THE PROBLEM: Using the listing below, say how many of its lines hold "byline". Offer nothing beyond the number.

SOURCE DATA:
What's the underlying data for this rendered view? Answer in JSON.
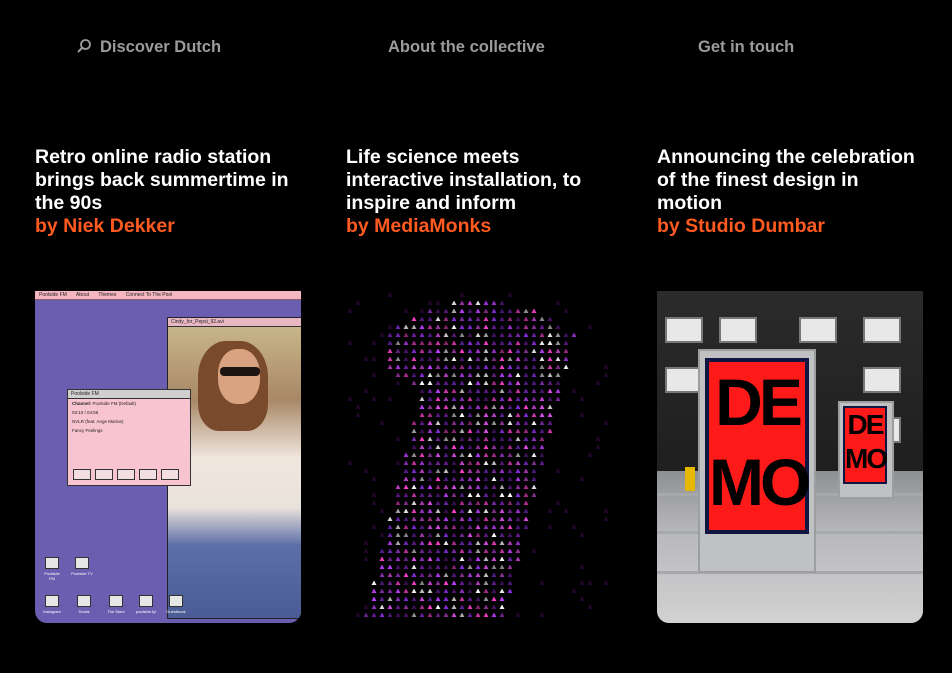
{
  "nav": {
    "discover": "Discover Dutch",
    "about": "About the collective",
    "contact": "Get in touch"
  },
  "cards": [
    {
      "title": "Retro online radio station brings back summertime in the 90s",
      "byline": "by Niek Dekker",
      "image": {
        "menu": [
          "Poolside FM",
          "About",
          "Themes",
          "Connect To The Pool"
        ],
        "photo_window_title": "Cindy_for_Pepsi_92.avi",
        "player_title": "Poolside FM",
        "channel_label": "Channel:",
        "channel_value": "Poolside FM (Default)",
        "time": "03:10 / 04:56",
        "track": "NVLR (feat. Ange Marine)",
        "artist": "Fancy Feelings",
        "desktop_icons": [
          "Poolside FM",
          "Poolside TV",
          "Instagram",
          "Social",
          "The Store",
          "poolside.fyi",
          "Guestbook"
        ]
      }
    },
    {
      "title": "Life science meets interactive installation, to inspire and inform",
      "byline": "by MediaMonks",
      "image": {}
    },
    {
      "title": "Announcing the celebration of the finest design in motion",
      "byline": "by Studio Dumbar",
      "image": {
        "poster_top": "DE",
        "poster_mid": "MO"
      }
    }
  ],
  "colors": {
    "background": "#000000",
    "nav_text": "#9b9b9b",
    "title_text": "#ffffff",
    "byline": "#ff5a1f",
    "retro_purple": "#6b5eb0",
    "poster_red": "#ff1a1a"
  },
  "icons": {
    "search": "search-icon"
  }
}
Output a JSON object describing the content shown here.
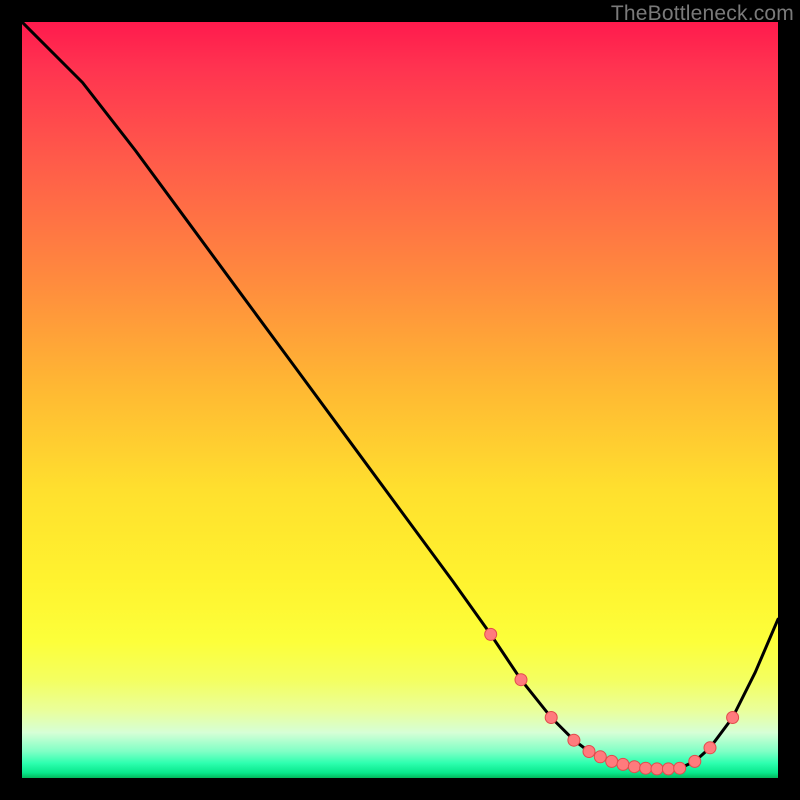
{
  "watermark": "TheBottleneck.com",
  "colors": {
    "curve": "#000000",
    "marker_fill": "#ff7b7d",
    "marker_stroke": "#e24a4c"
  },
  "chart_data": {
    "type": "line",
    "title": "",
    "xlabel": "",
    "ylabel": "",
    "xlim": [
      0,
      100
    ],
    "ylim": [
      0,
      100
    ],
    "grid": false,
    "series": [
      {
        "name": "bottleneck-curve",
        "x": [
          0,
          8,
          15,
          22,
          29,
          36,
          43,
          50,
          57,
          62,
          66,
          70,
          73,
          75,
          78,
          81,
          84,
          87,
          89,
          91,
          94,
          97,
          100
        ],
        "values": [
          100,
          92,
          83,
          73.5,
          64,
          54.5,
          45,
          35.5,
          26,
          19,
          13,
          8,
          5,
          3.5,
          2.2,
          1.5,
          1.2,
          1.3,
          2.2,
          4,
          8,
          14,
          21
        ]
      }
    ],
    "markers": {
      "name": "bottleneck-markers",
      "x": [
        62,
        66,
        70,
        73,
        75,
        76.5,
        78,
        79.5,
        81,
        82.5,
        84,
        85.5,
        87,
        89,
        91,
        94
      ],
      "values": [
        19,
        13,
        8,
        5,
        3.5,
        2.8,
        2.2,
        1.8,
        1.5,
        1.3,
        1.2,
        1.2,
        1.3,
        2.2,
        4,
        8
      ]
    }
  }
}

ANSWER SECTION: 4